Return the lines of the data below in which the string "here" occurs.

*DATA*.
[Start of section]

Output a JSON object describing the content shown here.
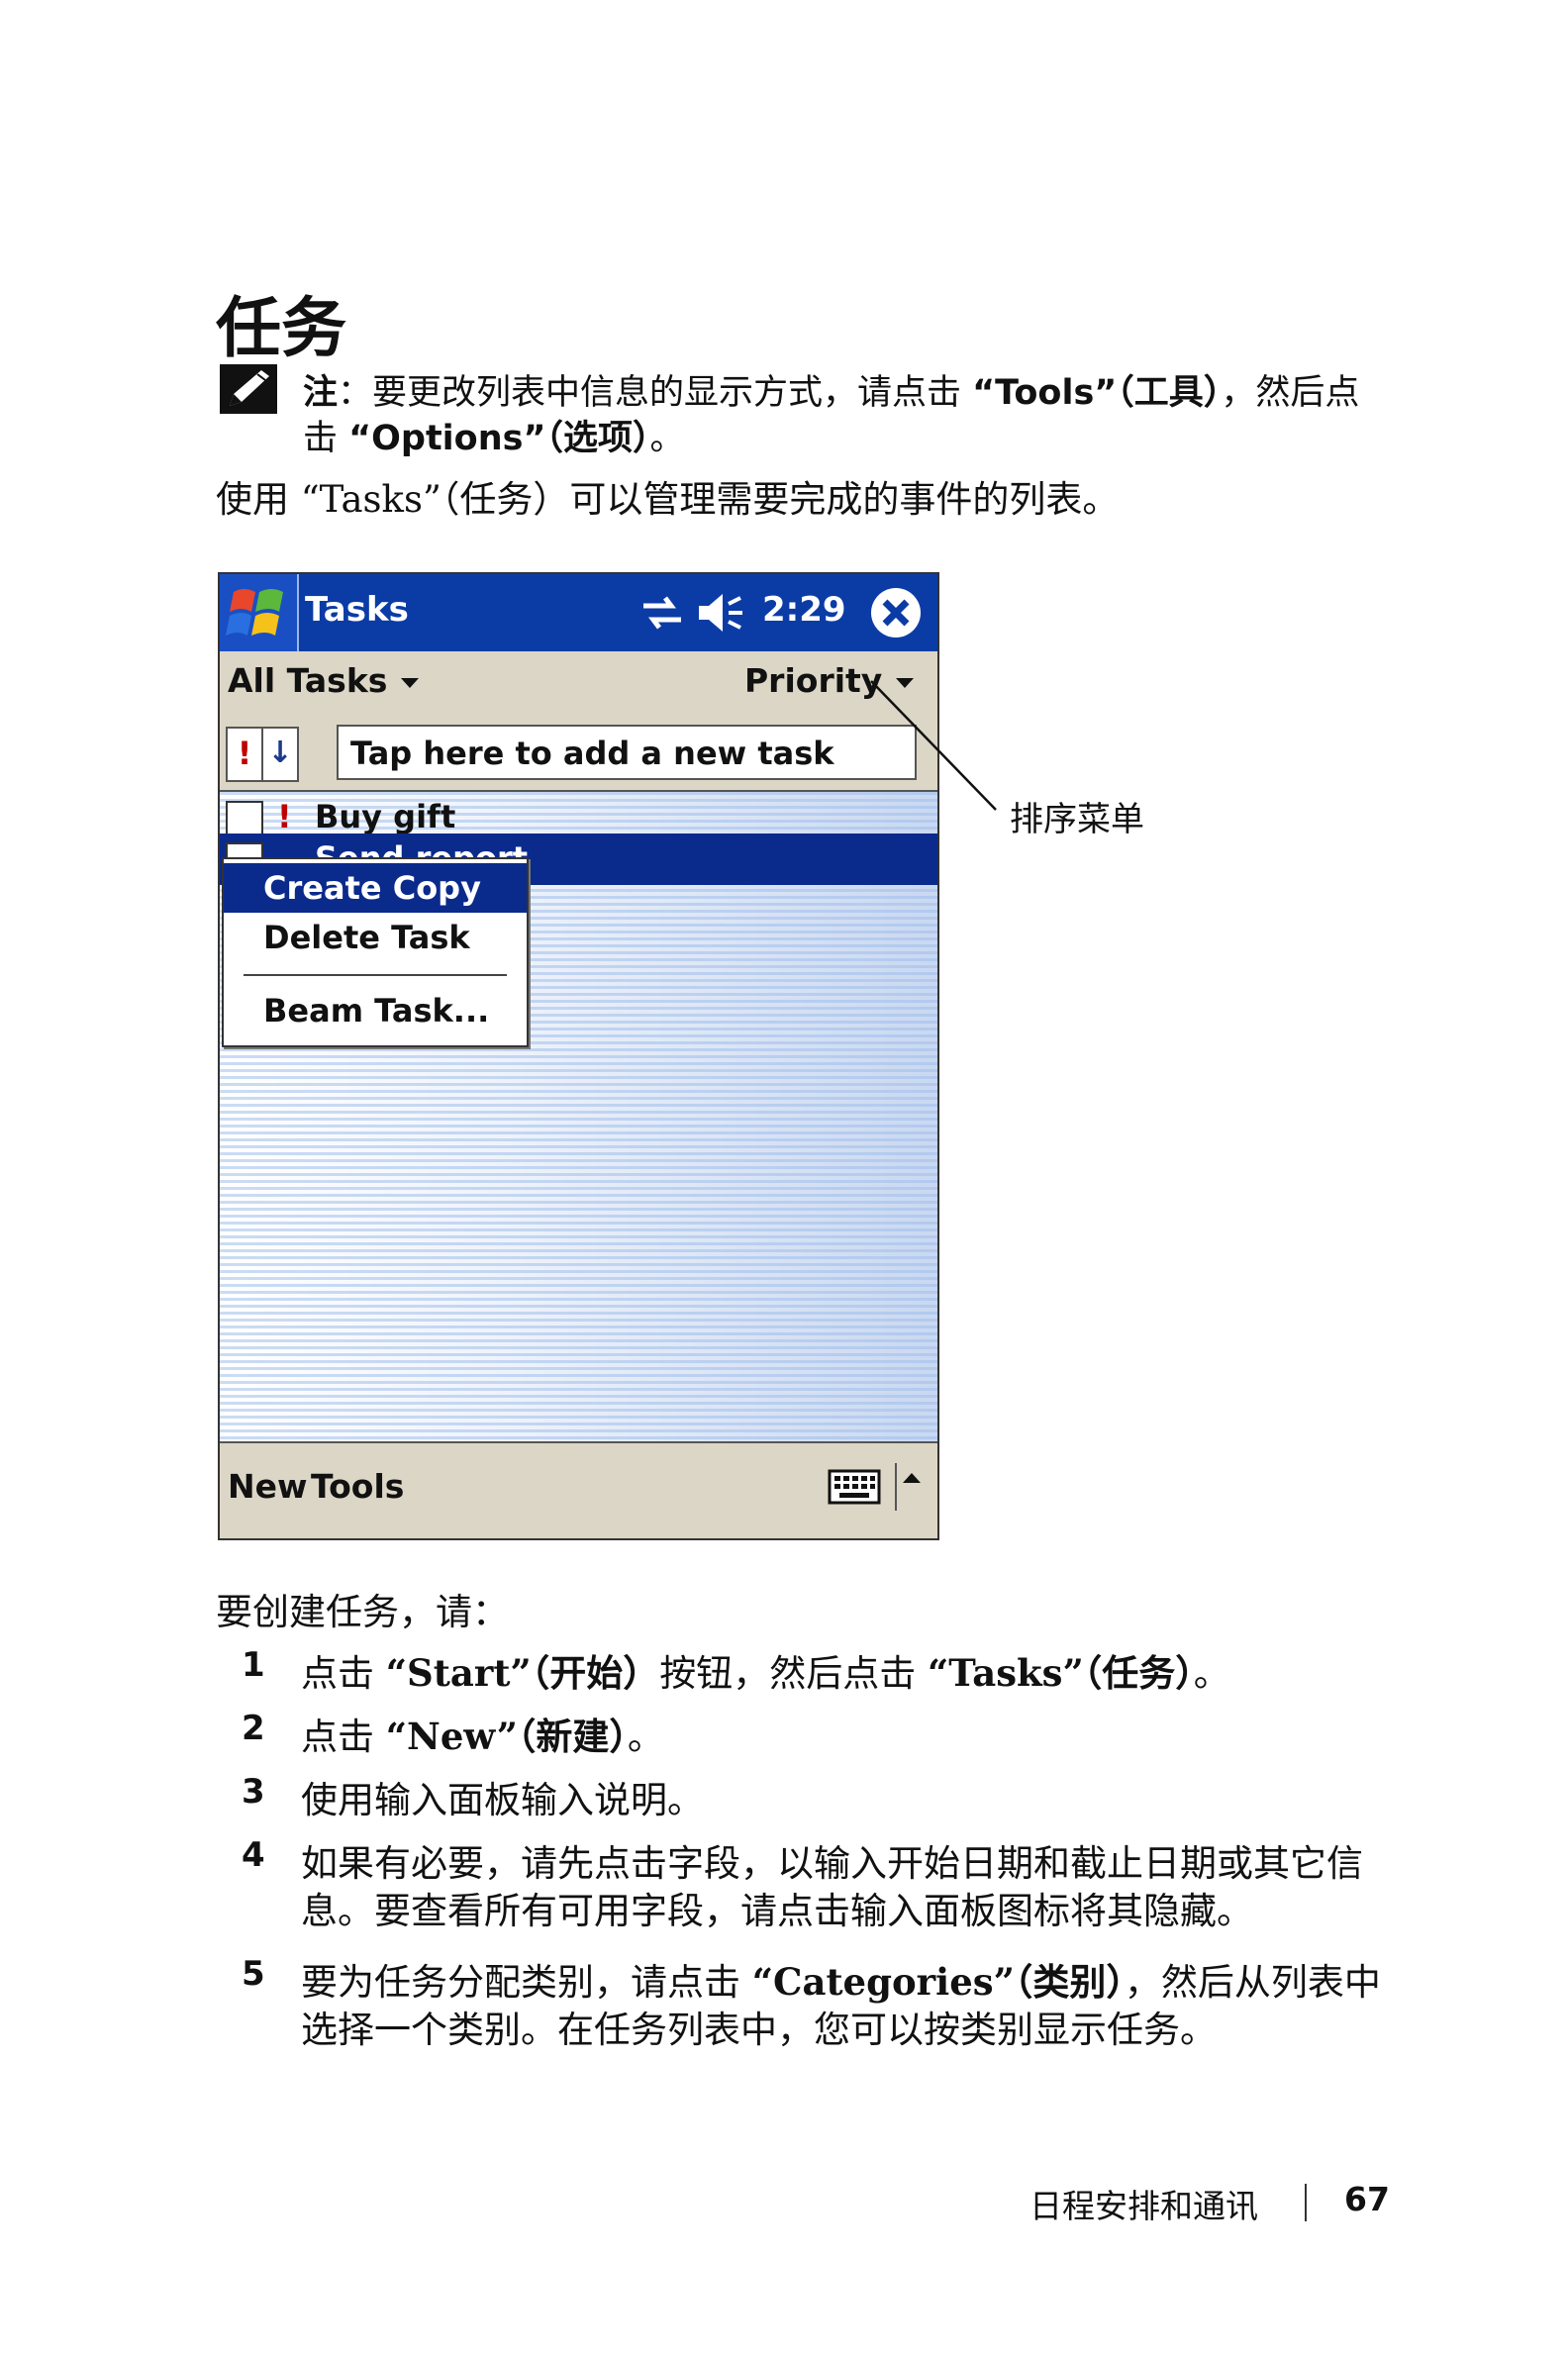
{
  "page_title": "任务",
  "note": {
    "label": "注",
    "line1_text": "：要更改列表中信息的显示方式，请点击 ",
    "tools": "“Tools”（工具）",
    "line1_end": "，然后点",
    "line2_start": "击 ",
    "options": "“Options”（选项）",
    "line2_end": "。"
  },
  "intro": "使用 “Tasks”（任务）可以管理需要完成的事件的列表。",
  "device": {
    "app_title": "Tasks",
    "clock": "2:29",
    "filter_label": "All Tasks",
    "sort_label": "Priority",
    "priority_column_symbol": "!",
    "sort_column_symbol": "↓",
    "new_task_placeholder": "Tap here to add a new task",
    "tasks": [
      {
        "label": "Buy gift",
        "priority": "!"
      },
      {
        "label": "Send report",
        "priority": ""
      }
    ],
    "context_menu": [
      "Create Copy",
      "Delete Task",
      "Beam Task..."
    ],
    "menubar": {
      "new": "New",
      "tools": "Tools"
    },
    "colors": {
      "title_bar": "#0b3ca6",
      "selection": "#0a2a8c",
      "chrome": "#dcd6c6",
      "priority": "#c00000"
    }
  },
  "callout_label": "排序菜单",
  "steps_intro": "要创建任务，请：",
  "steps": [
    {
      "num": "1",
      "a": "点击 ",
      "b1": "“Start”（开始）",
      "c": "按钮，然后点击 ",
      "b2": "“Tasks”（任务）",
      "d": "。"
    },
    {
      "num": "2",
      "a": "点击 ",
      "b1": "“New”（新建）",
      "d": "。"
    },
    {
      "num": "3",
      "text": "使用输入面板输入说明。"
    },
    {
      "num": "4",
      "line1": "如果有必要，请先点击字段，以输入开始日期和截止日期或其它信",
      "line2": "息。要查看所有可用字段，请点击输入面板图标将其隐藏。"
    },
    {
      "num": "5",
      "a": "要为任务分配类别，请点击 ",
      "b1": "“Categories”（类别）",
      "c": "，然后从列表中",
      "line2": "选择一个类别。在任务列表中，您可以按类别显示任务。"
    }
  ],
  "footer": {
    "section": "日程安排和通讯",
    "page": "67"
  }
}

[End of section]

*RESULT FOR THIS EXERCISE*.
Output a JSON object describing the content shown here.
    "new_task_placeholder": "Tap here to add a new task",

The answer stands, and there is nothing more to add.